        • Zaccardelli A.
        • Friedlander H.M.
        • Ford J.
        • Sparks J.A.
        Potential of lifestyle changes for reducing the risk of developing rheumatoid arthritis: is an ounce of prevention worth a pound of cure?.
        Clin Ther. 2019; 41: 1323-1345
        • Holers V.M.
        • Demoruelle M.K.
        • Kuhn K.A.
        • et al.
        Rheumatoid arthritis and the mucosal origins hypothesis: protection turns to destruction.
        Nat Rev Rheumatol. 2018; 14: 542-557
        • Demoruelle M.K.
        Mucosal biology and the development of rheumatoid arthritis: potential for prevention by targeting mucosal processes.

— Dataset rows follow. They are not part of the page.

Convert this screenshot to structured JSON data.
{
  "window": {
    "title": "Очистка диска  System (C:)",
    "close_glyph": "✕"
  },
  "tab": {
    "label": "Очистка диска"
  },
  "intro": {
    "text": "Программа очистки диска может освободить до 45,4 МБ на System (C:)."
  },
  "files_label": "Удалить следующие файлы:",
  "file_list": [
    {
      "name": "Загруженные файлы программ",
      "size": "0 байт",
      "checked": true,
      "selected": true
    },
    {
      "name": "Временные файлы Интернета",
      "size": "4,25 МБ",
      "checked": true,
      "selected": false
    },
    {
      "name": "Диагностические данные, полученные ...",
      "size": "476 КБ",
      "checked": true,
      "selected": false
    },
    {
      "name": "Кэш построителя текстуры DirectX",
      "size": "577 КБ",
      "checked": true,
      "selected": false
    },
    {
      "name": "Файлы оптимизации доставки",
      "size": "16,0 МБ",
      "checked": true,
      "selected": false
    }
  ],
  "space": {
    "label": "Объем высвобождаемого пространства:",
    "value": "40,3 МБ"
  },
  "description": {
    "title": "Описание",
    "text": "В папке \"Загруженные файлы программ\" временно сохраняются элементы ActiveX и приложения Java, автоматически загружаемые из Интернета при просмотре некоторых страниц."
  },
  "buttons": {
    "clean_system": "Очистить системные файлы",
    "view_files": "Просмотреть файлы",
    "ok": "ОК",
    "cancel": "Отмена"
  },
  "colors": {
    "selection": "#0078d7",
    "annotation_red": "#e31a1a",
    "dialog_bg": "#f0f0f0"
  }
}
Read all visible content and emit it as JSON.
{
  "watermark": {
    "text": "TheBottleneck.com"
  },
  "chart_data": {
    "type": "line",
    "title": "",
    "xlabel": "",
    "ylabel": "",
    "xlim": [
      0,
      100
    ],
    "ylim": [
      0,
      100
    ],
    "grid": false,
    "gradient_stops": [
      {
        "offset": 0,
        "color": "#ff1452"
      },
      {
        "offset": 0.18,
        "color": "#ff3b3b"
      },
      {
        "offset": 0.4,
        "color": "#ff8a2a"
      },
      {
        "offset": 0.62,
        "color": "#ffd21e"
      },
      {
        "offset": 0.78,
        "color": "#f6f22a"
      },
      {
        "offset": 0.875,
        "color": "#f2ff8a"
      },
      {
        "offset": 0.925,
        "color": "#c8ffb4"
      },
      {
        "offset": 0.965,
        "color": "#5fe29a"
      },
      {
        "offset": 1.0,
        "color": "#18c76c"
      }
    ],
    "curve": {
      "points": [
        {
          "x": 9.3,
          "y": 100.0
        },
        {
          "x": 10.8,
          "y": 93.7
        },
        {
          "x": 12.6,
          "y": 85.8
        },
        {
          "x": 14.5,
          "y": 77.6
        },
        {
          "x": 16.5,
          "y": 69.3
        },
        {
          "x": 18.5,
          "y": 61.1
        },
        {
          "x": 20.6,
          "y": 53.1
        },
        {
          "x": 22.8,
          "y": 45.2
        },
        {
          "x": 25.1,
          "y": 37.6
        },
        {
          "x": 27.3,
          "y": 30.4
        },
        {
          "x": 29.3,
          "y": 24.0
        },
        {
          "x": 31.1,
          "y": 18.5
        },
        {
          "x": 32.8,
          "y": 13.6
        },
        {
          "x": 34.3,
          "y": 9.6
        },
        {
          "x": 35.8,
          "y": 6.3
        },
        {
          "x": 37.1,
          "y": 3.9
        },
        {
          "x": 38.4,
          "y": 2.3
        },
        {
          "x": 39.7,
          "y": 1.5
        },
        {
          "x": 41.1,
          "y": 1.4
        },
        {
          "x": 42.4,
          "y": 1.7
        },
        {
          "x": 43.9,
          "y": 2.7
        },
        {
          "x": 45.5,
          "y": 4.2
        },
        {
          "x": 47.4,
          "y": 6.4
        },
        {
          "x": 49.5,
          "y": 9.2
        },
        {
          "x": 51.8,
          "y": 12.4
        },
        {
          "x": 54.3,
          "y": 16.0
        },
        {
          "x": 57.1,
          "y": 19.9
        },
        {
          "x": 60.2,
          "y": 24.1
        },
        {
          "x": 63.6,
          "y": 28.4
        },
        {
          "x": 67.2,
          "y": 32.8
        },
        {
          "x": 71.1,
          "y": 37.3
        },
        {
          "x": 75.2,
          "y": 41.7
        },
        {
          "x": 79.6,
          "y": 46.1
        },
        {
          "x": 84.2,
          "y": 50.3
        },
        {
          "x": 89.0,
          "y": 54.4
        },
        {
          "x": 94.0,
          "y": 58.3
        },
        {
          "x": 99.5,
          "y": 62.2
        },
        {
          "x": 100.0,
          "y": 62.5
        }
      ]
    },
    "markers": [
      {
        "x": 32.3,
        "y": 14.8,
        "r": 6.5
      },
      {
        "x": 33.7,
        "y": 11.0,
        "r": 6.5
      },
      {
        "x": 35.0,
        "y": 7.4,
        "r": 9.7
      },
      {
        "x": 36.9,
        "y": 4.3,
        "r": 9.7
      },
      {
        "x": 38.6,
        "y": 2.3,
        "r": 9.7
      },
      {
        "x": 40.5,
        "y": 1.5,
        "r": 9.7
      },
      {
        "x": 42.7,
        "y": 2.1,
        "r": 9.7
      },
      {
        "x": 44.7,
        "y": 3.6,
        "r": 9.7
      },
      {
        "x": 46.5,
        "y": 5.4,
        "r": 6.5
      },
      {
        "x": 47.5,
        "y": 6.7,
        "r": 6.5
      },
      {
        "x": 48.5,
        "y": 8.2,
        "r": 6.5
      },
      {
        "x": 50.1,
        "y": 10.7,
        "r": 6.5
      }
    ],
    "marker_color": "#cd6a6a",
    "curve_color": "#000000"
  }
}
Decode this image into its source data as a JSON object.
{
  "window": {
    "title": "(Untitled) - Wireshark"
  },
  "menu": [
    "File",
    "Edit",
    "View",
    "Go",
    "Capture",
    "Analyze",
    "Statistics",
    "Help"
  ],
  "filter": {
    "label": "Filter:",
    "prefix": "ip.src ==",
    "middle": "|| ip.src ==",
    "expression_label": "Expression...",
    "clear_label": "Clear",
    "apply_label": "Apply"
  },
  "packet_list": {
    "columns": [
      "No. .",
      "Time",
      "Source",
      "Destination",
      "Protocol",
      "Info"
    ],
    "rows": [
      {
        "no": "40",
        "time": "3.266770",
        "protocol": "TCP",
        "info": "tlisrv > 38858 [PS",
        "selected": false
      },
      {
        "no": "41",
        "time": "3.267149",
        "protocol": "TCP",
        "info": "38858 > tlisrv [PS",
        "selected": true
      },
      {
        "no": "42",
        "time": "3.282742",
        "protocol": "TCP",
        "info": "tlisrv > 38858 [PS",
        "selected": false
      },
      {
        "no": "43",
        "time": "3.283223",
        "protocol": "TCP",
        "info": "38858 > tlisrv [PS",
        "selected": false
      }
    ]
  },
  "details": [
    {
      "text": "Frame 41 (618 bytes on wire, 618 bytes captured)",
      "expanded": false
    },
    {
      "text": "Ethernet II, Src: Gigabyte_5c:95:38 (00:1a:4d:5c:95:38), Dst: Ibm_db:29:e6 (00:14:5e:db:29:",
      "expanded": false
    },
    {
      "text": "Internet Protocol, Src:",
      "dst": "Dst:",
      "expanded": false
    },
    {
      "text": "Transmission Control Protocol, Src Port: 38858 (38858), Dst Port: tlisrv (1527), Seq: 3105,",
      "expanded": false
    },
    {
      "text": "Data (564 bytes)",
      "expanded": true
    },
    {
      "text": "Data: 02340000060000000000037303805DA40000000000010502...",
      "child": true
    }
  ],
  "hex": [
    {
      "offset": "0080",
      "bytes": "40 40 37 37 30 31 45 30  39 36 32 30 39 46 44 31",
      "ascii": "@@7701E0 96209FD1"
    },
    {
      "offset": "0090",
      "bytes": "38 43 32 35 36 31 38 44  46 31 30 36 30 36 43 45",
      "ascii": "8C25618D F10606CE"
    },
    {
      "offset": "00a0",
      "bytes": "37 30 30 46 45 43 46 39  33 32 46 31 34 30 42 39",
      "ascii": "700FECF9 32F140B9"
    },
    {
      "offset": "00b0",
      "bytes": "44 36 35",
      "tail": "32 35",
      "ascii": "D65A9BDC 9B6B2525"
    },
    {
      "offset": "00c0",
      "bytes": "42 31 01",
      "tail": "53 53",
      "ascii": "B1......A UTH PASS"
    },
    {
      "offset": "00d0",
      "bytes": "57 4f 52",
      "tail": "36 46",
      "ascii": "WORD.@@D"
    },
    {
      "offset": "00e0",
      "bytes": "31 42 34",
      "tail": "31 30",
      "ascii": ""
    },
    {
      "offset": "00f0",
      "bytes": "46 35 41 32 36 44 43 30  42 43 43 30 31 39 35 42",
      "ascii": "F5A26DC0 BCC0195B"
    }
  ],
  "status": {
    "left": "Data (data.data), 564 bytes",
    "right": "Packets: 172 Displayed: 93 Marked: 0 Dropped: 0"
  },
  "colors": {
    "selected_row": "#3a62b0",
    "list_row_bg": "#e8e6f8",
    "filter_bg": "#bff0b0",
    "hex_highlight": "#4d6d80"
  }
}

        Clin Ther. 2019; 41: 1270-1278
        • Cope A.P.
        Considerations for optimal trial design for rheumatoid arthritis prevention studies.
        Clin Ther. 2019; 41: 1299-1311
        • Falahee M.
        • Harrison M.
        • Finckh A.
        • Raza K.
        Preferences of patients and at-risk individuals for preventive approaches to rheumatoid arthritis.
        Clin Ther. 2019; 41: 1346-1354
        • Neagu M.R.
        • Weinreich M.
        • Doan T.
        • Hendrickson A.
        Monitoring drug safety in prevention trials.
        Clin Ther. 2019; 41: 1366-1375
        • Costello R.
        • Jani M.
        Impact of adverse events associated with medications in the treatment and prevention of rheumatoid arthritis.
        Clin Ther. 2019; 41: 1376-1396
        • Hedrick J.
        • Richard C.
        Regulatory considerations on the development, evaulation and approval of therapies in rheumatoid arthritis prevention.
        Clin Ther. 2019; 41: 1397-1400
        • Widdifield J.
        Preventing rheumatoid arthritis: a global challenge.
        Clin Ther. 2019; 41: 1355-1365